Nick Bowers looked at sales of cover crop seed from his Oregon farm this year and declared “we’re up from last year but the growth has leveled off a bit, compared to previous years.”
“The good news of cover crops has encouraged newcomers to try planting them,” he said. “But with adverse weather in the Midwest, corn and beans came off the field 2 – 3 weeks late this year. That means getting a cover crop on before cold weather was more of a risk, and I think that’s what held newcomers off somewhat,” he theorized.
Bowers has witnessed the phenomenal growth in sales of annual ryegrass and other cover crops as an Oregon grower. Before he and his partner began direct sales to the Midwest, he was involved in years of on-farm research as a member of the Oregon Ryegrass Seed Growers Commission. It was the Commission’s early and consistent cover crop education and promotion that helped to launch the current boom in cover crop use, he said. During those years, he and other Oregon grass seed growers donated tons of seed and thousands of hours of their time, working with cooperating farmers in Illinois and Indiana, to find out how cover crops could positively impact corn and bean production there.
“Those more accustomed to planting cover crops weren’t phased by the late harvest this year,” he continued. “They applied the seed – most often by plane – into standing corn and beans, then hoped that rain would take care of the rest.”
Based on contact with his Midwest customers, Bowers said that it appears that annual ryegrass and other cover crops are doing well, even with the weather not being ideal.
He said that while Indiana and Illinois have been leaders in cover crop adoption, other Midwest states are coming along quickly.

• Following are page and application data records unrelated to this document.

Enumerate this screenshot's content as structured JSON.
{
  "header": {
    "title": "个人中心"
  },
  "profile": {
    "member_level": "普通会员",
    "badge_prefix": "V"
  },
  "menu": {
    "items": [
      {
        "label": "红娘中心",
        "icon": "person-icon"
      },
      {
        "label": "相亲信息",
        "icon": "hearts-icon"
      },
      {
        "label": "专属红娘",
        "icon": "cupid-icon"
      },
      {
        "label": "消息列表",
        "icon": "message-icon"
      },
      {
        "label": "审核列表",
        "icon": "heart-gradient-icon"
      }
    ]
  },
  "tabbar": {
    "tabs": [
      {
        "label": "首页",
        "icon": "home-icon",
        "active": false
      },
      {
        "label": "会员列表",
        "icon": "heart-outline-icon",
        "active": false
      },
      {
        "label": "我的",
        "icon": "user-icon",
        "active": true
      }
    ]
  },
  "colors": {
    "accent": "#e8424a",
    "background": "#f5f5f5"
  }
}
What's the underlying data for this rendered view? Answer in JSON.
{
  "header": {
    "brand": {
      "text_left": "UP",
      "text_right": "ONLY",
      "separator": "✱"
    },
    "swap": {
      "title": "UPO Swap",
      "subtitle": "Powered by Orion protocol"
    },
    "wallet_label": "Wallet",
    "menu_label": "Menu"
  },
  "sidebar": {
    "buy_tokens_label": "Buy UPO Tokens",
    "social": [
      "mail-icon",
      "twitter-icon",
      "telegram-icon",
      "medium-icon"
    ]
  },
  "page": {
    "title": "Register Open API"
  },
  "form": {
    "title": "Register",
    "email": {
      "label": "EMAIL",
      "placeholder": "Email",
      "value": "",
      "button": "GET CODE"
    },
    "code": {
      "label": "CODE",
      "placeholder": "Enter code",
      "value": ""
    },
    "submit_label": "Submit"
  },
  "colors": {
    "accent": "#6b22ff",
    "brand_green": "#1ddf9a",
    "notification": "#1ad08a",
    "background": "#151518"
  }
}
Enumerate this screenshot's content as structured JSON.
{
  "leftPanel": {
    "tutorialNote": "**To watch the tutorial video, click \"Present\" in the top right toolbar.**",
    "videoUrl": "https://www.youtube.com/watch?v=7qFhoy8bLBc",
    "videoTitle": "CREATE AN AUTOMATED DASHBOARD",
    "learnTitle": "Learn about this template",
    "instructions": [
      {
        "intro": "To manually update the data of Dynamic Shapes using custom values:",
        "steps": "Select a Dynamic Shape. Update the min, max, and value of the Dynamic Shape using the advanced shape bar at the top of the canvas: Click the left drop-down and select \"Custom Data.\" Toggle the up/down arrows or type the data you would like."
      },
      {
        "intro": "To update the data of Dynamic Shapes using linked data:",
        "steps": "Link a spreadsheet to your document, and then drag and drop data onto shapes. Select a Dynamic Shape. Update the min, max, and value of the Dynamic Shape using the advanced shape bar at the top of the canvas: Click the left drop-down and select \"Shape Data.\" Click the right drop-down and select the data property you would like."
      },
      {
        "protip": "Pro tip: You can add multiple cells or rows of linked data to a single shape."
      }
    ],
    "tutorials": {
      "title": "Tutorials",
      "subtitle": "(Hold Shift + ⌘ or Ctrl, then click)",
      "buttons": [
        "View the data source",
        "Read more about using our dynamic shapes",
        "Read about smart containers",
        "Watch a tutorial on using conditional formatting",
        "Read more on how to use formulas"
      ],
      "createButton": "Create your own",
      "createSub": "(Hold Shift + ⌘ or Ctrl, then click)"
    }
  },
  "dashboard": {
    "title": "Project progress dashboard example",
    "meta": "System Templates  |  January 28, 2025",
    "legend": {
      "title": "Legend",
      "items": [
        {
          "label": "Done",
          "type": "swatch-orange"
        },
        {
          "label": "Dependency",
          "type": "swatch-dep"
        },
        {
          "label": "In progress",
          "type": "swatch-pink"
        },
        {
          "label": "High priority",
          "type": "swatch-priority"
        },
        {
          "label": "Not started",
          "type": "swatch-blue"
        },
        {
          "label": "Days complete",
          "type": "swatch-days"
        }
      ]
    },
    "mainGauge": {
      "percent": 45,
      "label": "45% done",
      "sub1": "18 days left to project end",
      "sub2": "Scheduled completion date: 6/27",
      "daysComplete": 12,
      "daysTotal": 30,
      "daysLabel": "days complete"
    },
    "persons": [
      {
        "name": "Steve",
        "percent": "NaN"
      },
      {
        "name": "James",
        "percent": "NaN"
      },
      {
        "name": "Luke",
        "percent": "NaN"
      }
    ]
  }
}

In January, his partner will be at the Iowa Cover Crop Clinic, in Des Moines, Jan. 27 – 30, in conjunction with the annual Power Show, scheduled for the 28th – 31st.